[Data section — start]

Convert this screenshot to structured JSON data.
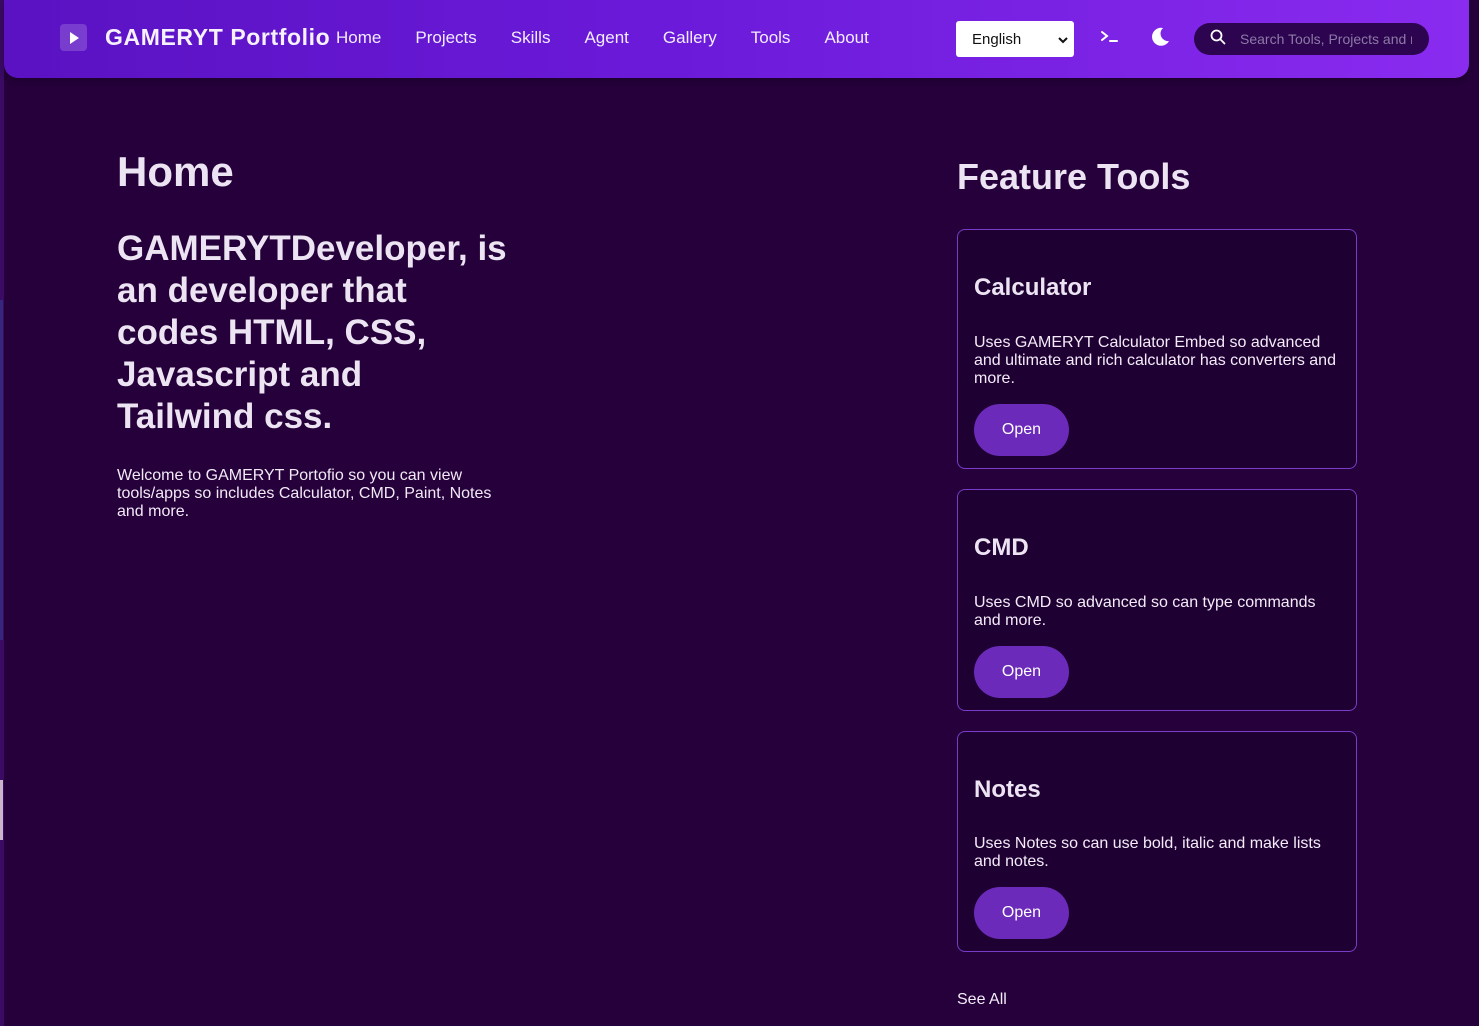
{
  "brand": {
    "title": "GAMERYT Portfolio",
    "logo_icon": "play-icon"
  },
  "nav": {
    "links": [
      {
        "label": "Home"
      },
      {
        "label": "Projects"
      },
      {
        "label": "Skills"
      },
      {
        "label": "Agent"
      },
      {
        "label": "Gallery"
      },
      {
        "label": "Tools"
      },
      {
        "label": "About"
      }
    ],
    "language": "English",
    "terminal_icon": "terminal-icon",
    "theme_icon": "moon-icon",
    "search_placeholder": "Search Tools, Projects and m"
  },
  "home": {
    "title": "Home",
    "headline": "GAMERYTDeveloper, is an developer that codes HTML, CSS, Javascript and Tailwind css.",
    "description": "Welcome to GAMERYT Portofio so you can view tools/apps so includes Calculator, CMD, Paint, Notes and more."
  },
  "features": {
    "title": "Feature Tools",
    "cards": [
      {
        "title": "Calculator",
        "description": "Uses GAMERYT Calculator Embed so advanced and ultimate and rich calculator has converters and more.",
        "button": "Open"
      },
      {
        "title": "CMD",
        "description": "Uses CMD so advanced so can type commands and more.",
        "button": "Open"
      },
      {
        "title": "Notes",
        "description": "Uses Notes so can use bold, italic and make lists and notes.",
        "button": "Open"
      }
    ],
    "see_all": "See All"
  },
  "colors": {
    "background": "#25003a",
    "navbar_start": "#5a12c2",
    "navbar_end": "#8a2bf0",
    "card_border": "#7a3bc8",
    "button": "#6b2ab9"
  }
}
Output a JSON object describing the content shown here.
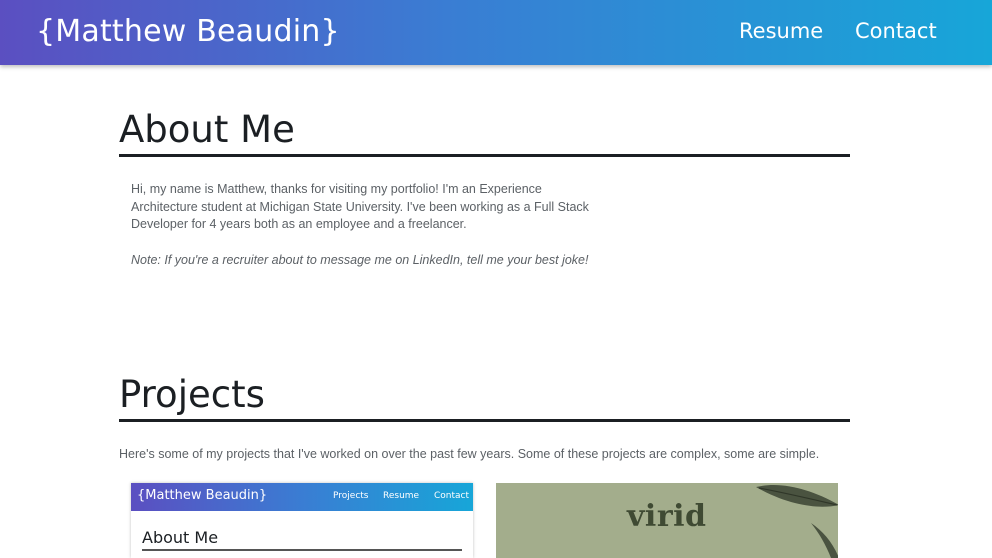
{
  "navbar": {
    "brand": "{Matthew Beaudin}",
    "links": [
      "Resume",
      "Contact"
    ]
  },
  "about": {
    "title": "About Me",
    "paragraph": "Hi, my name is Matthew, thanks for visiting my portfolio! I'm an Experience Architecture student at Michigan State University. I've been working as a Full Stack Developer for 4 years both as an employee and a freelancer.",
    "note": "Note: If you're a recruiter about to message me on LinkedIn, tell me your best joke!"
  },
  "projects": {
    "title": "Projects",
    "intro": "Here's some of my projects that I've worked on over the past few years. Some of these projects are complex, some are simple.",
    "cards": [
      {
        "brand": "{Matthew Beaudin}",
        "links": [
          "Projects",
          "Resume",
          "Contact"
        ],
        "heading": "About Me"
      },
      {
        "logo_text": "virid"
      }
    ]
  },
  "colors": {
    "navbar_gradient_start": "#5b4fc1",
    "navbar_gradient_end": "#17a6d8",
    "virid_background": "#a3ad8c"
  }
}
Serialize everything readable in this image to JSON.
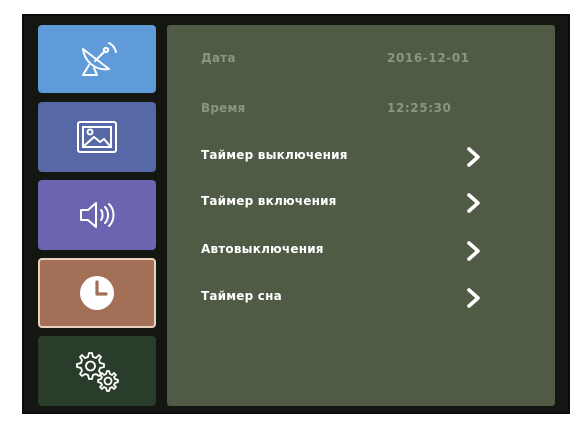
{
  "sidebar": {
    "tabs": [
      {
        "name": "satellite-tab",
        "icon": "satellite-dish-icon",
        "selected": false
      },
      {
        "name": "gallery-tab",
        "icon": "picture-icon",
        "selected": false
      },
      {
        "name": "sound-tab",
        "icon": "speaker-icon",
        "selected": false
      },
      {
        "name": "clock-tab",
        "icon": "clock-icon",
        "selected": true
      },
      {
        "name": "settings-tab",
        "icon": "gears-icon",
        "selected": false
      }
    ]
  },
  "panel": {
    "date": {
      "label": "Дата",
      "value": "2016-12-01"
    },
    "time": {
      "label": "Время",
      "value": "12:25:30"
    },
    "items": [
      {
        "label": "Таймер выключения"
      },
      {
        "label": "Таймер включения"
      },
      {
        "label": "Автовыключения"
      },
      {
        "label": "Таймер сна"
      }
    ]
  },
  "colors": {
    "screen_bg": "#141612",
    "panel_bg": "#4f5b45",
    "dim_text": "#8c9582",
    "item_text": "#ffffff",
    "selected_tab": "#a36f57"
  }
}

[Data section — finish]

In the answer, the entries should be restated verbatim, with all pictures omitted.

The completed task:
Convert this screenshot to structured JSON data.
{
  "brand": {
    "title": "GAMERYT Portfolio",
    "logo_icon": "play-icon"
  },
  "nav": {
    "links": [
      {
        "label": "Home"
      },
      {
        "label": "Projects"
      },
      {
        "label": "Skills"
      },
      {
        "label": "Agent"
      },
      {
        "label": "Gallery"
      },
      {
        "label": "Tools"
      },
      {
        "label": "About"
      }
    ],
    "language": "English",
    "terminal_icon": "terminal-icon",
    "theme_icon": "moon-icon",
    "search_placeholder": "Search Tools, Projects and m"
  },
  "home": {
    "title": "Home",
    "headline": "GAMERYTDeveloper, is an developer that codes HTML, CSS, Javascript and Tailwind css.",
    "description": "Welcome to GAMERYT Portofio so you can view tools/apps so includes Calculator, CMD, Paint, Notes and more."
  },
  "features": {
    "title": "Feature Tools",
    "cards": [
      {
        "title": "Calculator",
        "description": "Uses GAMERYT Calculator Embed so advanced and ultimate and rich calculator has converters and more.",
        "button": "Open"
      },
      {
        "title": "CMD",
        "description": "Uses CMD so advanced so can type commands and more.",
        "button": "Open"
      },
      {
        "title": "Notes",
        "description": "Uses Notes so can use bold, italic and make lists and notes.",
        "button": "Open"
      }
    ],
    "see_all": "See All"
  },
  "colors": {
    "background": "#25003a",
    "navbar_start": "#5a12c2",
    "navbar_end": "#8a2bf0",
    "card_border": "#7a3bc8",
    "button": "#6b2ab9"
  }
}
Output a JSON object describing the content shown here.
{
  "navbar": {
    "brand": "{Matthew Beaudin}",
    "links": [
      "Resume",
      "Contact"
    ]
  },
  "about": {
    "title": "About Me",
    "paragraph": "Hi, my name is Matthew, thanks for visiting my portfolio! I'm an Experience Architecture student at Michigan State University. I've been working as a Full Stack Developer for 4 years both as an employee and a freelancer.",
    "note": "Note: If you're a recruiter about to message me on LinkedIn, tell me your best joke!"
  },
  "projects": {
    "title": "Projects",
    "intro": "Here's some of my projects that I've worked on over the past few years. Some of these projects are complex, some are simple.",
    "cards": [
      {
        "brand": "{Matthew Beaudin}",
        "links": [
          "Projects",
          "Resume",
          "Contact"
        ],
        "heading": "About Me"
      },
      {
        "logo_text": "virid"
      }
    ]
  },
  "colors": {
    "navbar_gradient_start": "#5b4fc1",
    "navbar_gradient_end": "#17a6d8",
    "virid_background": "#a3ad8c"
  }
}
Serialize everything readable in this image to JSON.
{
  "sidebar": {
    "tabs": [
      {
        "name": "satellite-tab",
        "icon": "satellite-dish-icon",
        "selected": false
      },
      {
        "name": "gallery-tab",
        "icon": "picture-icon",
        "selected": false
      },
      {
        "name": "sound-tab",
        "icon": "speaker-icon",
        "selected": false
      },
      {
        "name": "clock-tab",
        "icon": "clock-icon",
        "selected": true
      },
      {
        "name": "settings-tab",
        "icon": "gears-icon",
        "selected": false
      }
    ]
  },
  "panel": {
    "date": {
      "label": "Дата",
      "value": "2016-12-01"
    },
    "time": {
      "label": "Время",
      "value": "12:25:30"
    },
    "items": [
      {
        "label": "Таймер выключения"
      },
      {
        "label": "Таймер включения"
      },
      {
        "label": "Автовыключения"
      },
      {
        "label": "Таймер сна"
      }
    ]
  },
  "colors": {
    "screen_bg": "#141612",
    "panel_bg": "#4f5b45",
    "dim_text": "#8c9582",
    "item_text": "#ffffff",
    "selected_tab": "#a36f57"
  }
}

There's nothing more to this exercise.